## DESCRIPTION OF THE TASK
Pick out every line of the entries below where "this" occurs, and copy those lines.

** AVAILABLE DATA follows **

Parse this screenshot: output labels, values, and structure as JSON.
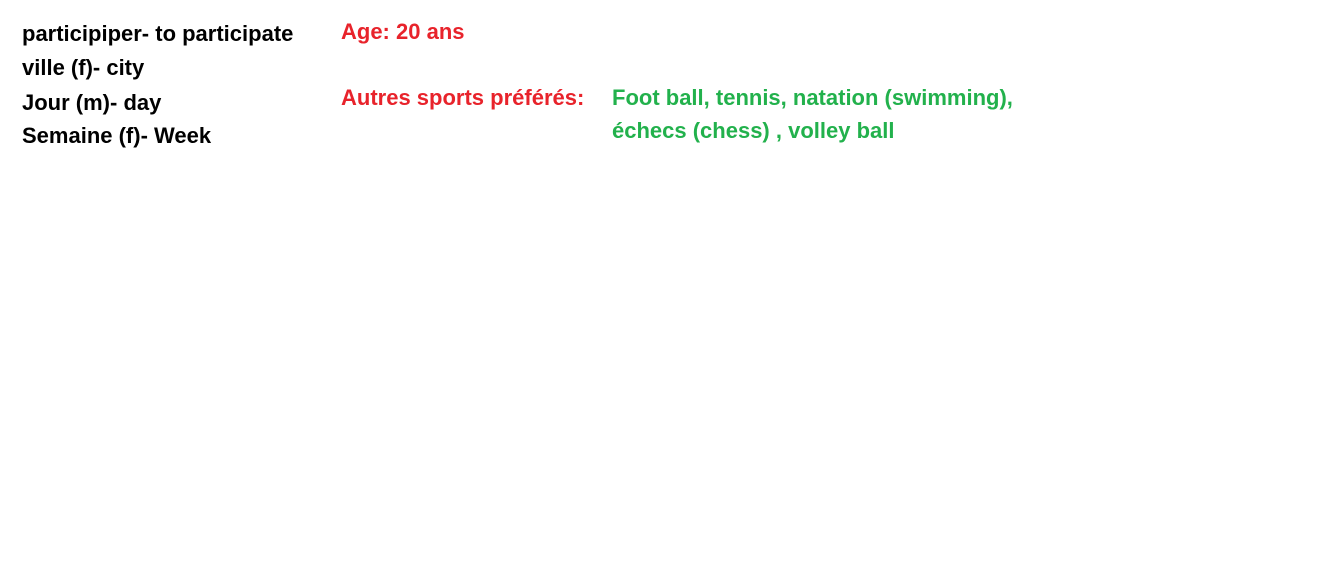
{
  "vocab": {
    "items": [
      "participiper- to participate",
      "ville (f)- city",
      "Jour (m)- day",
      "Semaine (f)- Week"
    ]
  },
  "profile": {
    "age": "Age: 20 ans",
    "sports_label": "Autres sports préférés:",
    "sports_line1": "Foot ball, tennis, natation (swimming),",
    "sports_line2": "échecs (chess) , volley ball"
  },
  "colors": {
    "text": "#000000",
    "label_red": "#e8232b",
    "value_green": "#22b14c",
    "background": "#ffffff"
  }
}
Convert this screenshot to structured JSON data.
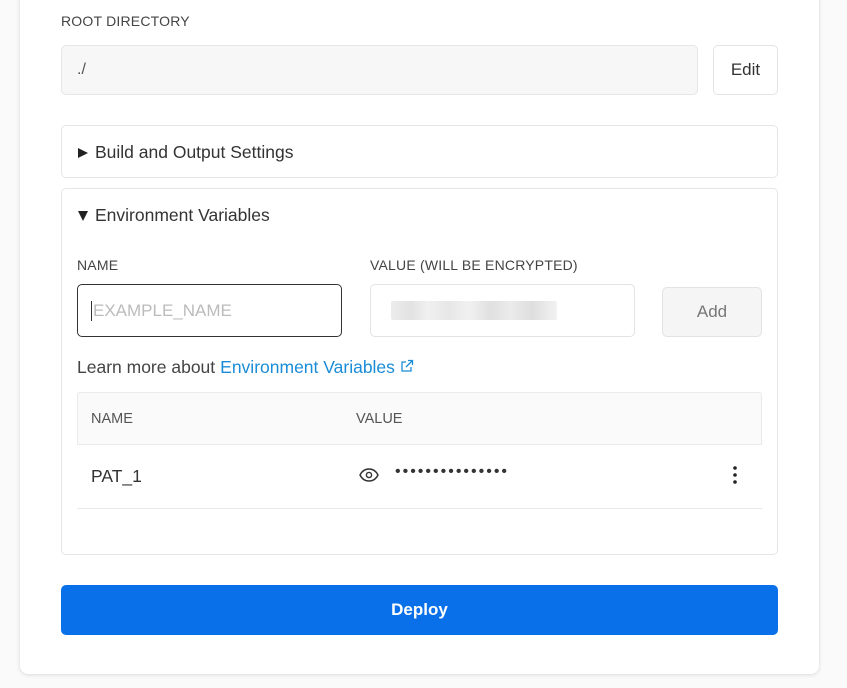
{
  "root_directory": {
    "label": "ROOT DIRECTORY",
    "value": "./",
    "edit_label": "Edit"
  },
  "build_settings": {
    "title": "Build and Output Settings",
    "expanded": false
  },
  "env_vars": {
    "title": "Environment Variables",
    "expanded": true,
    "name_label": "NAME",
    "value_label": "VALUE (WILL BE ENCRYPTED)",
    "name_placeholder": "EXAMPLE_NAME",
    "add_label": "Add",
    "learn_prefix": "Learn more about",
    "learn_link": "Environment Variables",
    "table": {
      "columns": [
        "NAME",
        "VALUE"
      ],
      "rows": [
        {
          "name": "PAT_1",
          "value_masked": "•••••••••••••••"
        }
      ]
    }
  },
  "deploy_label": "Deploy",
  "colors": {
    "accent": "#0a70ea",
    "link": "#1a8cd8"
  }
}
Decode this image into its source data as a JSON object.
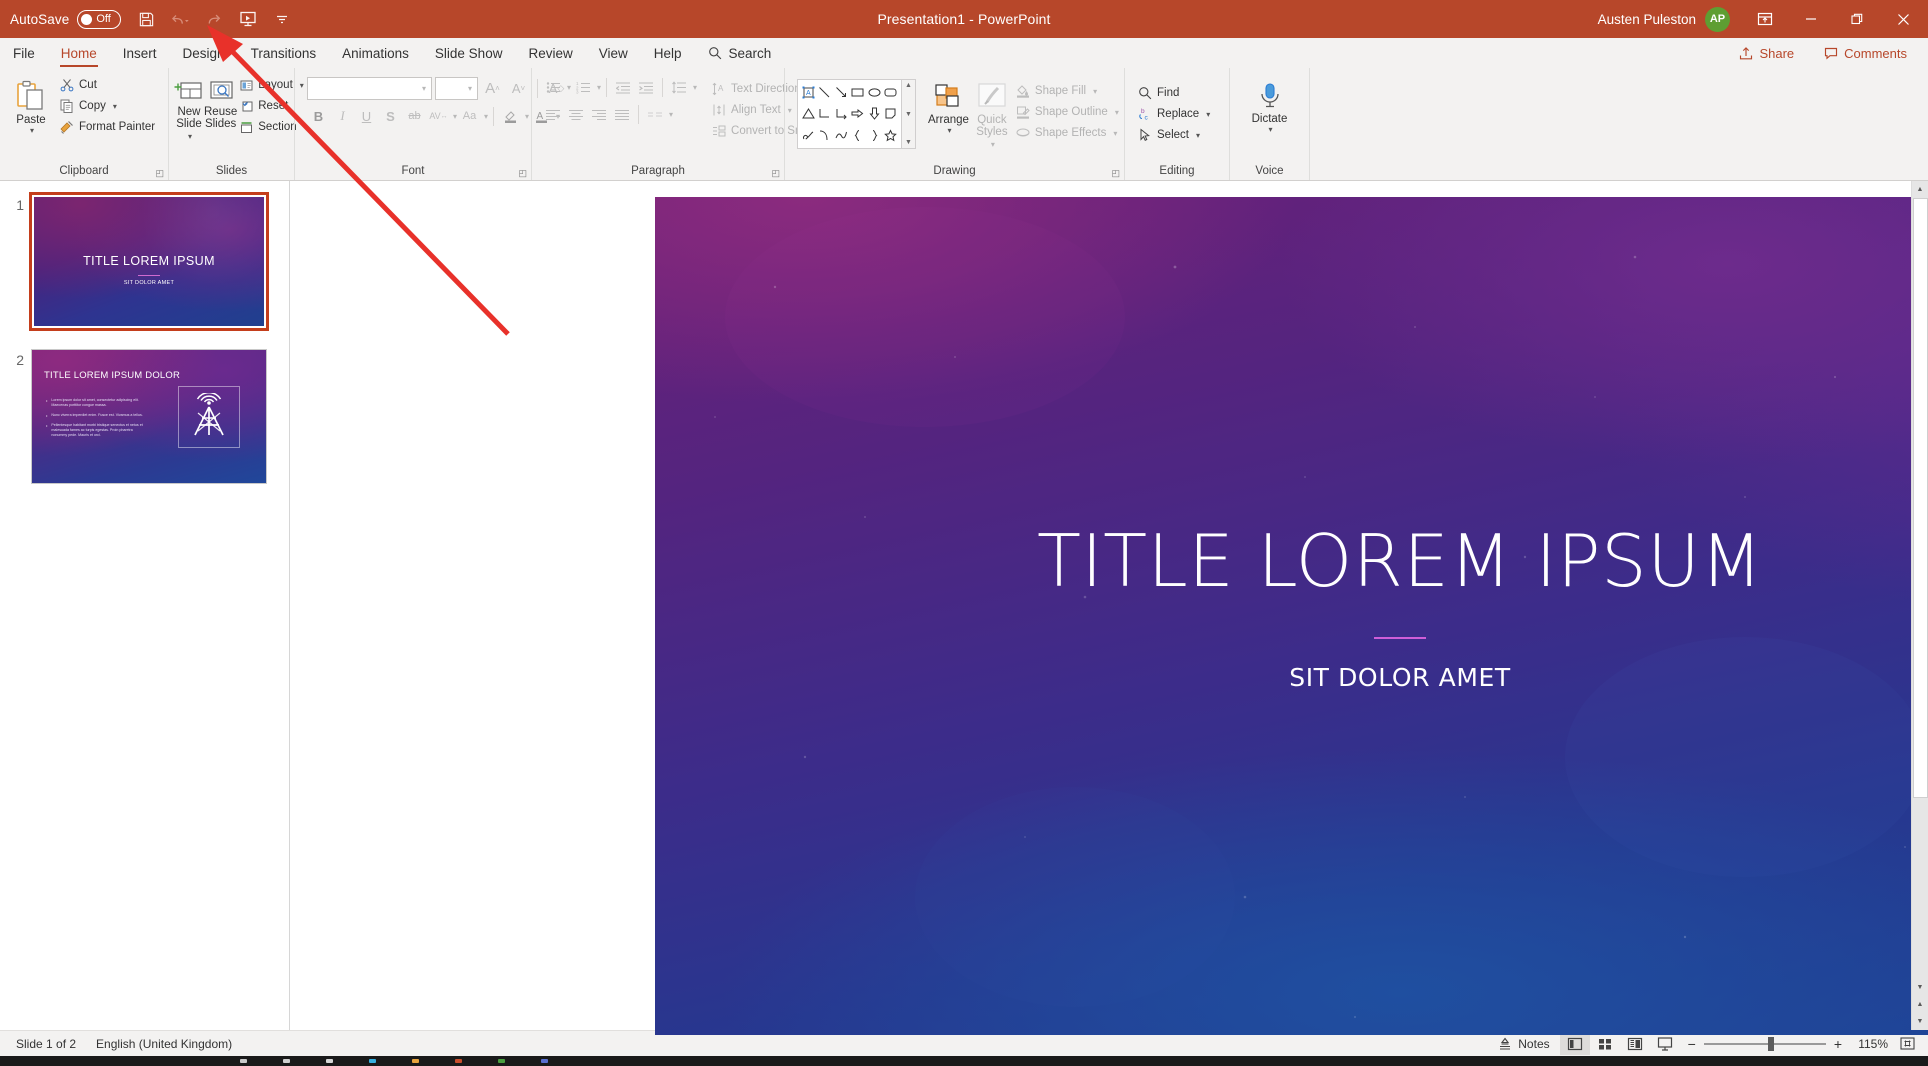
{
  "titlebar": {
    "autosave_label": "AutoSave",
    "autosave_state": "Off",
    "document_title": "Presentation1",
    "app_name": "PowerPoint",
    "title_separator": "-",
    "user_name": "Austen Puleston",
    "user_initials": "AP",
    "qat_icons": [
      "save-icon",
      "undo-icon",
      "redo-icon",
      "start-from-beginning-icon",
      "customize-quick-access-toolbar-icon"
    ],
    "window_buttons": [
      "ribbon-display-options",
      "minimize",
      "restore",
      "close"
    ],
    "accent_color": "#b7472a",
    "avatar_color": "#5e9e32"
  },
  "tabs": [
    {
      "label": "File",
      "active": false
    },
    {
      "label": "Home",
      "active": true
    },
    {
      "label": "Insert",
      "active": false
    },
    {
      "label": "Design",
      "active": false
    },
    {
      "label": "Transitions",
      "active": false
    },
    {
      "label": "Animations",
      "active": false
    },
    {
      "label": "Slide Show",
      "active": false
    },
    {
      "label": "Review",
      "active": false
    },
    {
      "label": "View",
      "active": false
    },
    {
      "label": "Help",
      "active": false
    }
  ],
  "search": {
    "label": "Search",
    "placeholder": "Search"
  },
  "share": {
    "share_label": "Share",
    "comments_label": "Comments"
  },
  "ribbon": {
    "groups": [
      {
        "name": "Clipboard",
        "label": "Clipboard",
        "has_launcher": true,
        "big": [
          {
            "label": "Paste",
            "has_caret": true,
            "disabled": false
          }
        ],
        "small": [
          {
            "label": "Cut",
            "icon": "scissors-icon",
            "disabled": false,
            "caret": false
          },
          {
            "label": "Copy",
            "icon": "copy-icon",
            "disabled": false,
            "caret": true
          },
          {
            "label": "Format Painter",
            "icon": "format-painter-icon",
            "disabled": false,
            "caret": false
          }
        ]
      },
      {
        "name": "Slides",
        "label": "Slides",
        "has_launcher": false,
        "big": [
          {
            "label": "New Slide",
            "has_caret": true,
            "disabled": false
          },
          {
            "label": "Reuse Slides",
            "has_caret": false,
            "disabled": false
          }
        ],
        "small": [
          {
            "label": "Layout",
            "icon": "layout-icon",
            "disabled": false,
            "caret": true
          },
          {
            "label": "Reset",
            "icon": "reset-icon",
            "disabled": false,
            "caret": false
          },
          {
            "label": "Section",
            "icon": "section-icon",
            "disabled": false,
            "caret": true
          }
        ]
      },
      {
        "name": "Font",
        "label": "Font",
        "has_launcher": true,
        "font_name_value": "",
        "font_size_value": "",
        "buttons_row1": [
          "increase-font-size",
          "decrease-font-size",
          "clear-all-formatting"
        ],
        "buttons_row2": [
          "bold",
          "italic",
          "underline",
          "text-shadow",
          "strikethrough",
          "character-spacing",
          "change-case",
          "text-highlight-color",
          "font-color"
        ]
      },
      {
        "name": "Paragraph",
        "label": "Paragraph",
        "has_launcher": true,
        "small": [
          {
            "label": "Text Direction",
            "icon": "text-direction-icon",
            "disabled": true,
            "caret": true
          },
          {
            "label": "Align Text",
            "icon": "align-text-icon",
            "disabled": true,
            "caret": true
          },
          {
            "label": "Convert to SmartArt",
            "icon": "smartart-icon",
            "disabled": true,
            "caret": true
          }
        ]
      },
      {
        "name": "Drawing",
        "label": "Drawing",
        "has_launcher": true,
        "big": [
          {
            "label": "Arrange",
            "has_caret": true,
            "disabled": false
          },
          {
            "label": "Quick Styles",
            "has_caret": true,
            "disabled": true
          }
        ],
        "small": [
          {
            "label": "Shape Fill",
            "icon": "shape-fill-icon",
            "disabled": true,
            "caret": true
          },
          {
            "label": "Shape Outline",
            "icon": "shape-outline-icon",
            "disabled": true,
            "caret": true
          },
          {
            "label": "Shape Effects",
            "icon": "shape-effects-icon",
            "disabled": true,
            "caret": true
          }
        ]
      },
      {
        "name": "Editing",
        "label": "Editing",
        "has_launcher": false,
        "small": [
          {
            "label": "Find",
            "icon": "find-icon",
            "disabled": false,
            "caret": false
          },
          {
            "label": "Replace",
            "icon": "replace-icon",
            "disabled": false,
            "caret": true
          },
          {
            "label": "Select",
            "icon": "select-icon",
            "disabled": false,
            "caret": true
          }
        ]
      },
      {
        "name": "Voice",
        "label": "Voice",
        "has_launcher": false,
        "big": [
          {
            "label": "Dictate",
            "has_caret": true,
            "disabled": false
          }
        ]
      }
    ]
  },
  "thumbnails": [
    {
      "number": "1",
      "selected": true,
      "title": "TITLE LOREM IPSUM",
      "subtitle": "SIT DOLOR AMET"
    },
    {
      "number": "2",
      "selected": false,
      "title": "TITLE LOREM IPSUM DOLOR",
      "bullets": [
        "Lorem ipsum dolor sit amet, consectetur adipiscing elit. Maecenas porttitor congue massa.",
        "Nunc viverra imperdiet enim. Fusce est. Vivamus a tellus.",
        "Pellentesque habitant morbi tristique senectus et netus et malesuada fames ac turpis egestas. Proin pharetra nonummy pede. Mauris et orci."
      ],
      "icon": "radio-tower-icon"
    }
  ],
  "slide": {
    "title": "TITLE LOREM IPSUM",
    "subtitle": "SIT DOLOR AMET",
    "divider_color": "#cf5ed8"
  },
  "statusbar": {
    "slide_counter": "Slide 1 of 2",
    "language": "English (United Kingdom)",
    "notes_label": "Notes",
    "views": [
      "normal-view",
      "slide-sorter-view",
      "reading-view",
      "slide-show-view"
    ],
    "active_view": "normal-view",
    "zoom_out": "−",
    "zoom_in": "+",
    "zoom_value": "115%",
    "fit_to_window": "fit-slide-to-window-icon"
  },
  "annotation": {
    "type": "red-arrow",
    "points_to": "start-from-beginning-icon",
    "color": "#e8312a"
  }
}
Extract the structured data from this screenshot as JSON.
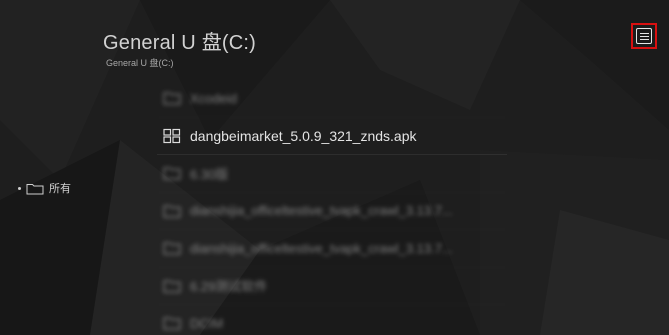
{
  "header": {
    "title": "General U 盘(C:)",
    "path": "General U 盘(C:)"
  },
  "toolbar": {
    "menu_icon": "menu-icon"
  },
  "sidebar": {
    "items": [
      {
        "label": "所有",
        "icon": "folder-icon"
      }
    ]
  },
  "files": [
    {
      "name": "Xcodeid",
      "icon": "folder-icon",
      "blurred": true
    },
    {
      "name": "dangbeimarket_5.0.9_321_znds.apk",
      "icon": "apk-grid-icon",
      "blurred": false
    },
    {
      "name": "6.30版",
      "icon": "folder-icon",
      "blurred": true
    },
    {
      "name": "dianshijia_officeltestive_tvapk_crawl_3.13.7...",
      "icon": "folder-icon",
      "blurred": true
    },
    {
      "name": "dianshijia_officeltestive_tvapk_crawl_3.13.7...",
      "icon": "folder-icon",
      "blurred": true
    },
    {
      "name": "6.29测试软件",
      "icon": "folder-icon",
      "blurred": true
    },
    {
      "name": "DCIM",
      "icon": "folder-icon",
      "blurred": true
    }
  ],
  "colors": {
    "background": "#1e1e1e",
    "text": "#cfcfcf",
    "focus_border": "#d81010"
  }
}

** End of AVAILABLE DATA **

## RESPONSE TO THE EXERCISE
Parse this screenshot: output labels, values, and structure as JSON.
Convert this screenshot to structured JSON data.
Decode this image into its source data as a JSON object.
Extract the structured data from this screenshot as JSON.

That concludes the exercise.